(Beginning of The input)

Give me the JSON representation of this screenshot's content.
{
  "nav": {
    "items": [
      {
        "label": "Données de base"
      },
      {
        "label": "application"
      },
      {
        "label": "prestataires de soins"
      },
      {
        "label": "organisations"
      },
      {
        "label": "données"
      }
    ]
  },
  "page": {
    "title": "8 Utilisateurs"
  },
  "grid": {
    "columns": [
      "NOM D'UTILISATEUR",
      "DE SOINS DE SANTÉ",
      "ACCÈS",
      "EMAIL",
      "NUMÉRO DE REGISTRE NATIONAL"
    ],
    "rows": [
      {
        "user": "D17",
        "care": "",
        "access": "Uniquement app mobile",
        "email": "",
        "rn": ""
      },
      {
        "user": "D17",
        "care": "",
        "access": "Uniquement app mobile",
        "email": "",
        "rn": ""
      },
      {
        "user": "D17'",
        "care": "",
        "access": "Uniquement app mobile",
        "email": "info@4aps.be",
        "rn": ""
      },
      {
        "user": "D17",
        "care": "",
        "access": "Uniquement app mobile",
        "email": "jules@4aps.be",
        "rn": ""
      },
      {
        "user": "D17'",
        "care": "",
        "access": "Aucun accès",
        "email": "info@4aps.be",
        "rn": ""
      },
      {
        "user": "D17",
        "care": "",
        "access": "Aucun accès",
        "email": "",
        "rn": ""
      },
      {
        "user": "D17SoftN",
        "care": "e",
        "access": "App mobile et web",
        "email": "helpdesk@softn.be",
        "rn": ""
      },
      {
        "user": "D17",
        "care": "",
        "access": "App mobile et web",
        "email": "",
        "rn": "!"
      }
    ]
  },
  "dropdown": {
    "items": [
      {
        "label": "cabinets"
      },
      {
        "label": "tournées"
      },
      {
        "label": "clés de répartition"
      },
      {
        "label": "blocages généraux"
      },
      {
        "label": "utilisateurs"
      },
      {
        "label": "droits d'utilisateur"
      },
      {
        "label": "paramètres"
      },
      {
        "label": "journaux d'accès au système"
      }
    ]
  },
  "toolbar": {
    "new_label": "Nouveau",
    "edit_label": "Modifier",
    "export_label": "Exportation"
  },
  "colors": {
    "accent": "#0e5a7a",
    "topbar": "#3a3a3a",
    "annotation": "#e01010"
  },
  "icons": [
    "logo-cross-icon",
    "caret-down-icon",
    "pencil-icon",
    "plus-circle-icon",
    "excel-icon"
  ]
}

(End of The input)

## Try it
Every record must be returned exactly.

## Written response
Give me the JSON representation of this screenshot's content.
{
  "nav": {
    "items": [
      {
        "label": "Données de base"
      },
      {
        "label": "application"
      },
      {
        "label": "prestataires de soins"
      },
      {
        "label": "organisations"
      },
      {
        "label": "données"
      }
    ]
  },
  "page": {
    "title": "8 Utilisateurs"
  },
  "grid": {
    "columns": [
      "NOM D'UTILISATEUR",
      "DE SOINS DE SANTÉ",
      "ACCÈS",
      "EMAIL",
      "NUMÉRO DE REGISTRE NATIONAL"
    ],
    "rows": [
      {
        "user": "D17",
        "care": "",
        "access": "Uniquement app mobile",
        "email": "",
        "rn": ""
      },
      {
        "user": "D17",
        "care": "",
        "access": "Uniquement app mobile",
        "email": "",
        "rn": ""
      },
      {
        "user": "D17'",
        "care": "",
        "access": "Uniquement app mobile",
        "email": "info@4aps.be",
        "rn": ""
      },
      {
        "user": "D17",
        "care": "",
        "access": "Uniquement app mobile",
        "email": "jules@4aps.be",
        "rn": ""
      },
      {
        "user": "D17'",
        "care": "",
        "access": "Aucun accès",
        "email": "info@4aps.be",
        "rn": ""
      },
      {
        "user": "D17",
        "care": "",
        "access": "Aucun accès",
        "email": "",
        "rn": ""
      },
      {
        "user": "D17SoftN",
        "care": "e",
        "access": "App mobile et web",
        "email": "helpdesk@softn.be",
        "rn": ""
      },
      {
        "user": "D17",
        "care": "",
        "access": "App mobile et web",
        "email": "",
        "rn": "!"
      }
    ]
  },
  "dropdown": {
    "items": [
      {
        "label": "cabinets"
      },
      {
        "label": "tournées"
      },
      {
        "label": "clés de répartition"
      },
      {
        "label": "blocages généraux"
      },
      {
        "label": "utilisateurs"
      },
      {
        "label": "droits d'utilisateur"
      },
      {
        "label": "paramètres"
      },
      {
        "label": "journaux d'accès au système"
      }
    ]
  },
  "toolbar": {
    "new_label": "Nouveau",
    "edit_label": "Modifier",
    "export_label": "Exportation"
  },
  "colors": {
    "accent": "#0e5a7a",
    "topbar": "#3a3a3a",
    "annotation": "#e01010"
  },
  "icons": [
    "logo-cross-icon",
    "caret-down-icon",
    "pencil-icon",
    "plus-circle-icon",
    "excel-icon"
  ]
}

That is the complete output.